In recent years this spirit has turned from a roaring flame that propelled Britain forward, to a glowing ember that only flickers every so often.
But could we be at a turning point? The Government recently announced plans to overhaul the planning system. Slashing bureaucracy and red tape to get spades in the ground as quickly as possible for new offshore wind farms, transport links and nuclear power stations.
This is a major step forward and something Britain Remade, the pro-growth, campaign group I lead, has been calling for.
And this week ministers have been churning out announcements as part of the government’s ‘energy week’.
The PM kicked things off in Scotland with two major announcements, one on new oil and gas drilling licences, along with funding for the multi-million pound Acorn carbon capture and storage project in Aberdeenshire.
The drumbeat of announcements and ministerial visits continued with a host of Cabinet members finding their way to the former industrial heartland of Teesside.
Energy Secretary Grant Shapps visited a gas processing terminal on the river Tees. Transport Secretary Mark Harper announced cash for a hydrogen investment at Teesside International Airport and the Deputy Prime Minister Oliver Dowden found himself in Hartlepool talking about energy network security- making sure Putin can’t cut off gas supplies or attack the National Grid.
However, the most consequential news may have come today from the little-known Electricity Networks Commissioner, whose job it is to speed up construction of electricity cables and pylons.
If we are to keep the lights on, keep our factories running, keep data centres online and keep creating good-quality, well paid jobs then we are going to have to install more cables and build more pylons.
The simple reality is that if we are to build the clean energy infrastructure the country needs to become energy secure and go green, then we are going to have to build more grid connections over the next seven years than we have built over the last thirty years.
The outdated way the grid currently operates is holding Britain back.

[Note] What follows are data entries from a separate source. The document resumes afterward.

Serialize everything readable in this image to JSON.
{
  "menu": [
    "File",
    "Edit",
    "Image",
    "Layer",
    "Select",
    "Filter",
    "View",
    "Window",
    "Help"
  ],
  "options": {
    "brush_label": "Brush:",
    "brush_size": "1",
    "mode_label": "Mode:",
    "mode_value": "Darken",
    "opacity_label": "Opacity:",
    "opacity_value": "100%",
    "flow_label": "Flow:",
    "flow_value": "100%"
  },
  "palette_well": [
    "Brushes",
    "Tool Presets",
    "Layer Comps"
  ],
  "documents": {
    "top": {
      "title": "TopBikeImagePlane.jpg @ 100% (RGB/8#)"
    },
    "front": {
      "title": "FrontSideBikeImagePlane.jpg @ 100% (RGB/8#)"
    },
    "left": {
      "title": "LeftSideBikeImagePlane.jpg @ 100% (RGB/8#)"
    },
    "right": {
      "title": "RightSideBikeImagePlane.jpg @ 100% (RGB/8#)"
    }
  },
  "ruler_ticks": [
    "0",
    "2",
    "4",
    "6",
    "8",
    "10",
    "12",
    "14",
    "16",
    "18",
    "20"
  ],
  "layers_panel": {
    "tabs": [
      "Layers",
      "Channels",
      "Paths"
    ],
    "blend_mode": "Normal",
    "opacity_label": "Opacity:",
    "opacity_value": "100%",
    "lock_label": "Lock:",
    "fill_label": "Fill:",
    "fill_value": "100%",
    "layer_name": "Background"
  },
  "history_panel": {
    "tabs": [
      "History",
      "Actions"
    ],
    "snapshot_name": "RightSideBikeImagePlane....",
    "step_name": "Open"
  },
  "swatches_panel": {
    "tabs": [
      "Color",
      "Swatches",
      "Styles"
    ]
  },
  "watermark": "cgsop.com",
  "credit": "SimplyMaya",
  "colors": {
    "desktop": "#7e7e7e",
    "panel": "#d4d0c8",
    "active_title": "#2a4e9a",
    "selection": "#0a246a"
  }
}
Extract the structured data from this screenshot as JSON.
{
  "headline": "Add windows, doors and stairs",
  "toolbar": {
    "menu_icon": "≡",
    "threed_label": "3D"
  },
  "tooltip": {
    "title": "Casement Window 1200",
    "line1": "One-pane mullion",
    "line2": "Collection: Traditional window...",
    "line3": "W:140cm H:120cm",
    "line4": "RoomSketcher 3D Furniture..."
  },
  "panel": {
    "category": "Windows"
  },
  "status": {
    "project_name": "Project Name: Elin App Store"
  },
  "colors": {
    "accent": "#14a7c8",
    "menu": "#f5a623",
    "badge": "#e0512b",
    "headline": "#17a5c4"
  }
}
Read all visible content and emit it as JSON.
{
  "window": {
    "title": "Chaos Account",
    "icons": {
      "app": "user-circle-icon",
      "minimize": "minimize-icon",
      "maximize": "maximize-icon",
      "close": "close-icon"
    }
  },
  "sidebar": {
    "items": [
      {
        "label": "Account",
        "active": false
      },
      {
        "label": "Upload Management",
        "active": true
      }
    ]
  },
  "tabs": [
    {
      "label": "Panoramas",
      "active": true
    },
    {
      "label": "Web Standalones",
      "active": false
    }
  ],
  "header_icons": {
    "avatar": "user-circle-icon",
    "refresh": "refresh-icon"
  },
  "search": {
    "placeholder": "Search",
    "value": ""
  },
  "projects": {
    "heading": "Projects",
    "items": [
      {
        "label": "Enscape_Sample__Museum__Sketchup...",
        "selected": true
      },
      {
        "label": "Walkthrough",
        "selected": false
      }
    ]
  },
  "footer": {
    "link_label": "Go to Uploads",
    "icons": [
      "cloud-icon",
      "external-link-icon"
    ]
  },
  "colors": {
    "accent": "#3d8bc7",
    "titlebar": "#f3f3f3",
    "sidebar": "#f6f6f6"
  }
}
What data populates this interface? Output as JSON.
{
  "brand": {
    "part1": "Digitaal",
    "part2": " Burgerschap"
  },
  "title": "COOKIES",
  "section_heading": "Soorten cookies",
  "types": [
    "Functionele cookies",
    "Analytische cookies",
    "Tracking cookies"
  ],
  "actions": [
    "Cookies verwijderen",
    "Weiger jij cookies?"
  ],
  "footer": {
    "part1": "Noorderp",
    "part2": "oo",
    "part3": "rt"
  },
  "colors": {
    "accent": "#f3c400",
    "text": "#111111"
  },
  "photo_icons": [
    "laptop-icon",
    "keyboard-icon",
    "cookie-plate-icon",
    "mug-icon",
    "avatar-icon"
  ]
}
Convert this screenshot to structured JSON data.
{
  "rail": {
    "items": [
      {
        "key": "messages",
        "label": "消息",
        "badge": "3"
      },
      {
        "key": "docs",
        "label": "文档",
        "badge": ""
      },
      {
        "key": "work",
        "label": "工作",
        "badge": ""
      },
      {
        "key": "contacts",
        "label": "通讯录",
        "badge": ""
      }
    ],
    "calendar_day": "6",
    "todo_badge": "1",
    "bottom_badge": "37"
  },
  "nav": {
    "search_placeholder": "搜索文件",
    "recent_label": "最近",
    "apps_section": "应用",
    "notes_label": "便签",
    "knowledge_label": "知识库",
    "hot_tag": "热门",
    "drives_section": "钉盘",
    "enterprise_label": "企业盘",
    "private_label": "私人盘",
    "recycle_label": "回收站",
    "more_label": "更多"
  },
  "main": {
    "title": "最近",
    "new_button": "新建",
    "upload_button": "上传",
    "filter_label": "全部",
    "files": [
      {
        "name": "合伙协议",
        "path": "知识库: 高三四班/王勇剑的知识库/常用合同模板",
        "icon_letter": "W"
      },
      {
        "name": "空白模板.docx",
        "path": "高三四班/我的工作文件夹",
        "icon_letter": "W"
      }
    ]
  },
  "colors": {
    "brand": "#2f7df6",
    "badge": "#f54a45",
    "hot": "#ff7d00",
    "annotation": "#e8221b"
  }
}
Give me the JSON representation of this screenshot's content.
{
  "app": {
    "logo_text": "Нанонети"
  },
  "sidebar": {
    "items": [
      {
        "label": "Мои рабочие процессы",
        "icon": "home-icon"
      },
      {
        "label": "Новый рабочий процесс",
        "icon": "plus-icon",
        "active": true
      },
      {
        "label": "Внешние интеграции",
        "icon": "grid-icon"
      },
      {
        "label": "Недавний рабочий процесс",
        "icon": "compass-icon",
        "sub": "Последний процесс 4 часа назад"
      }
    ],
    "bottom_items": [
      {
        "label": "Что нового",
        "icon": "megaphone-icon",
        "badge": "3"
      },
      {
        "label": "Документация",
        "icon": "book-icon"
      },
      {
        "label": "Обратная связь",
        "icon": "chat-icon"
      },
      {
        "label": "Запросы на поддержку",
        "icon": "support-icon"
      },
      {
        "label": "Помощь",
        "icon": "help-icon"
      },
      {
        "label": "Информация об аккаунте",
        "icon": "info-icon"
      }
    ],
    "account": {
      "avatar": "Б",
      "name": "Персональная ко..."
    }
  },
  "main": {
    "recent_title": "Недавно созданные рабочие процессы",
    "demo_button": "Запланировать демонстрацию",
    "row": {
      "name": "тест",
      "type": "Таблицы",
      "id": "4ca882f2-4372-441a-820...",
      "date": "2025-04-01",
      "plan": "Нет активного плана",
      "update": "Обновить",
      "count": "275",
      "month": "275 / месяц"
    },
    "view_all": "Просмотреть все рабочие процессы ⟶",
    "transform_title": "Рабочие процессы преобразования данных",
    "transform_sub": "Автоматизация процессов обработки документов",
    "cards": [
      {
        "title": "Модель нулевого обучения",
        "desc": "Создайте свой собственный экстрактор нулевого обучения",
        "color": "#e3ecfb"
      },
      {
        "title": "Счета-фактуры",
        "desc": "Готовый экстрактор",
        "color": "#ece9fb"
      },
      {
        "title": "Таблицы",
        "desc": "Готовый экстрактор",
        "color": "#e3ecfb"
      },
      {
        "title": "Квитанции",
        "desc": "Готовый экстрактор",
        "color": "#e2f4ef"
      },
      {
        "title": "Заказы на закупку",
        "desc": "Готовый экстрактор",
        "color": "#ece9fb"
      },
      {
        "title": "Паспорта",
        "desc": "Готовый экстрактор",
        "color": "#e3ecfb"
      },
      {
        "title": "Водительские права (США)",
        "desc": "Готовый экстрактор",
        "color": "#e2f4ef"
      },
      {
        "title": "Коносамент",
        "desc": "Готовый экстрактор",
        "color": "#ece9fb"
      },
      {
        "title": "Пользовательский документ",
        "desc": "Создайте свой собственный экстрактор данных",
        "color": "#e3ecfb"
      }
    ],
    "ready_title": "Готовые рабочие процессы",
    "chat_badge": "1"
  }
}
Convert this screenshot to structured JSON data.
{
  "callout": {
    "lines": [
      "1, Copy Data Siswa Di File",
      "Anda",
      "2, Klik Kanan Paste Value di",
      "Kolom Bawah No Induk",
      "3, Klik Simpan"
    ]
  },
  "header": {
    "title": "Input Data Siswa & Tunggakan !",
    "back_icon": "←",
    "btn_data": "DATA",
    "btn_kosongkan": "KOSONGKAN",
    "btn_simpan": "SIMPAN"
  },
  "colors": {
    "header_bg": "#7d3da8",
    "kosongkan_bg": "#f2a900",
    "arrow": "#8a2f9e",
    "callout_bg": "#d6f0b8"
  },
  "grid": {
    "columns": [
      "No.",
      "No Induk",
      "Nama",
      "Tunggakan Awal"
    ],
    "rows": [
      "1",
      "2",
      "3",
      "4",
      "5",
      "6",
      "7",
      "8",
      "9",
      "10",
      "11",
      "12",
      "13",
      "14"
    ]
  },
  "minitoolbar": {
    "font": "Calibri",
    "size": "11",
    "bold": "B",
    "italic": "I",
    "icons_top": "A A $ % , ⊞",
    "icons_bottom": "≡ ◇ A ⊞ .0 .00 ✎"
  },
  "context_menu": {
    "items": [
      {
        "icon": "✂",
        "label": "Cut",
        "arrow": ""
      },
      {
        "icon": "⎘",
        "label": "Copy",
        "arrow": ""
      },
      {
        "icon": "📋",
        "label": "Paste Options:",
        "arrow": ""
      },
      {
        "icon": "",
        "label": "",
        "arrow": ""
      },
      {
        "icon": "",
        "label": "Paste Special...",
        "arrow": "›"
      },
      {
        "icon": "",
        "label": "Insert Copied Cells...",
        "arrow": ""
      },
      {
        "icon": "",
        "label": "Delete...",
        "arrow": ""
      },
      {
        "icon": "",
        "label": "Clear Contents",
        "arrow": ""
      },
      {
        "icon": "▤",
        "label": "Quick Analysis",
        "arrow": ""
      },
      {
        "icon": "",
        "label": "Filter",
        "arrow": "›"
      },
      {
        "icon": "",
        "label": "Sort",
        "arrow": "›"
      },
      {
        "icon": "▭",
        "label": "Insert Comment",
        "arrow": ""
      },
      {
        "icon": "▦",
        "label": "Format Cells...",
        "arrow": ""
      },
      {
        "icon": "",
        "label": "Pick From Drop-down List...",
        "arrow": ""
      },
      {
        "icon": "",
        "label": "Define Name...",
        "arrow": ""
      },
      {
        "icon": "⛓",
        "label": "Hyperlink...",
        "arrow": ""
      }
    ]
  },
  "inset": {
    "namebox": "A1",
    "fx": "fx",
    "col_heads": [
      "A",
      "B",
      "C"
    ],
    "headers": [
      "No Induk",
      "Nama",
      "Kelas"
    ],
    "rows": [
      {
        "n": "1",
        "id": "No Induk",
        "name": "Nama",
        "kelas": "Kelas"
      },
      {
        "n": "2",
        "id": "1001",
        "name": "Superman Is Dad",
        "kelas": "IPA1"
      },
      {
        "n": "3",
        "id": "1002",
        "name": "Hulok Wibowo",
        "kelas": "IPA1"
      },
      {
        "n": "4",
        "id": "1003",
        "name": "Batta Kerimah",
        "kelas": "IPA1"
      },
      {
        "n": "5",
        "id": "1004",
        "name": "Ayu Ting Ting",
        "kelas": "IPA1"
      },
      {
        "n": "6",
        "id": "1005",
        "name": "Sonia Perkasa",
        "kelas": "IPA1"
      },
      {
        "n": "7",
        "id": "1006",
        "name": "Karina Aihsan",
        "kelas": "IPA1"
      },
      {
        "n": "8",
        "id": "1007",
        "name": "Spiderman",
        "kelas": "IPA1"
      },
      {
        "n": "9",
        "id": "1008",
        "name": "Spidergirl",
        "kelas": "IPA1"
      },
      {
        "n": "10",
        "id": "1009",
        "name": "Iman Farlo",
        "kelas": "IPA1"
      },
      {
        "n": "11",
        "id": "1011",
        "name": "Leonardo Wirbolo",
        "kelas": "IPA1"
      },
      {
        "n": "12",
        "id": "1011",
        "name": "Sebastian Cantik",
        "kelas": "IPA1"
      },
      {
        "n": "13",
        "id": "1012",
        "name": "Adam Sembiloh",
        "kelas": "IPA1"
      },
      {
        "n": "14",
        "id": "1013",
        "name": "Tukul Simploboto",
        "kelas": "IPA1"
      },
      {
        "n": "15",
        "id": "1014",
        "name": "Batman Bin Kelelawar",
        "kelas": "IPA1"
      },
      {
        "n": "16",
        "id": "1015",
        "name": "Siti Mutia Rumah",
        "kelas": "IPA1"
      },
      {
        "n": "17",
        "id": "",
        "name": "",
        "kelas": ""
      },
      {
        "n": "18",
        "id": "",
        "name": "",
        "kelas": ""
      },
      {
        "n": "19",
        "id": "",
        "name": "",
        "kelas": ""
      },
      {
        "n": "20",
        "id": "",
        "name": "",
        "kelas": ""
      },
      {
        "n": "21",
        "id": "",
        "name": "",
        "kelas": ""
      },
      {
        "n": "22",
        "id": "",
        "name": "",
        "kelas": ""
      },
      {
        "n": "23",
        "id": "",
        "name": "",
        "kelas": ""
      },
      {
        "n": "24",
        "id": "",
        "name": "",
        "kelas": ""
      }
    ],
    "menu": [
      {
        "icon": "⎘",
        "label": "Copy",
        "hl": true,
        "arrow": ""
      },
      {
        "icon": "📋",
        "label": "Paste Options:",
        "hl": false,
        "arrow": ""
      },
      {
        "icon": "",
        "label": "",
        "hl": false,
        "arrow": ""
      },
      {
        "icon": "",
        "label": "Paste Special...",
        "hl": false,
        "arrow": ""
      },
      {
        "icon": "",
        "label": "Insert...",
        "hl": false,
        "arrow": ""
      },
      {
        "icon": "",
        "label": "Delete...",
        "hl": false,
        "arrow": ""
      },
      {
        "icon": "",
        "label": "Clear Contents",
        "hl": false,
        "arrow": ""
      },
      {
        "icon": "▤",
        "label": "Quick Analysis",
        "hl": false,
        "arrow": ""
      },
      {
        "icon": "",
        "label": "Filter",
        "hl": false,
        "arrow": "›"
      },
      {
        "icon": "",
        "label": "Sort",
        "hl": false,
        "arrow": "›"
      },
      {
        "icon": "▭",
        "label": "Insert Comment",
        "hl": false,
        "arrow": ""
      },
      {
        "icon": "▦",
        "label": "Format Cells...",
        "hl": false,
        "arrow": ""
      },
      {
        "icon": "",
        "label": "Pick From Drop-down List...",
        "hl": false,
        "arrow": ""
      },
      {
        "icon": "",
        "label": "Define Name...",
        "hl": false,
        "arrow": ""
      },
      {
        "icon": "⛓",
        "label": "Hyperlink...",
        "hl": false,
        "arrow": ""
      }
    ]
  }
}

Currently, wind farms are paid to turn off because the grid is unable to transport the power from where it is generated to where most households are.
Not only does this mean millions of households are missing out on cheaper energy, it resulted in wind farms being paid £507 million in 2021 and an extra two million tonnes of CO2 being pumped into the atmosphere.
To get maximum benefit out of wind power, bigger and better grid connections are needed. A lack of connections not only means we can’t get energy from where it’s generated to where it’s needed. It means we’re missing out on job-boosting investments.
One developer who was looking to build a battery storage project was told the earliest the firm could get a grid connection was 2036 – a 13 year delay.
We simply cannot have a 21st-century economy built with 20th-century thinking and infrastructure. Those opposed to building new pylons, such as the Campaign to Protect Rural England and some Conservative MPs, say that new power lines should be built underground instead. But going underground is about five times more expensive than pylons.
This extra cost will have to be funded through higher bills. Do we really want families across the country to pay more for their power, just to protect a small minority of rural views?
The only solution is to get building. These proposals, to halve the time electricity projects take to deliver from 14 to seven years, are a good start, but we need to be more ambitious. We need to rediscover the spirit of Brunel.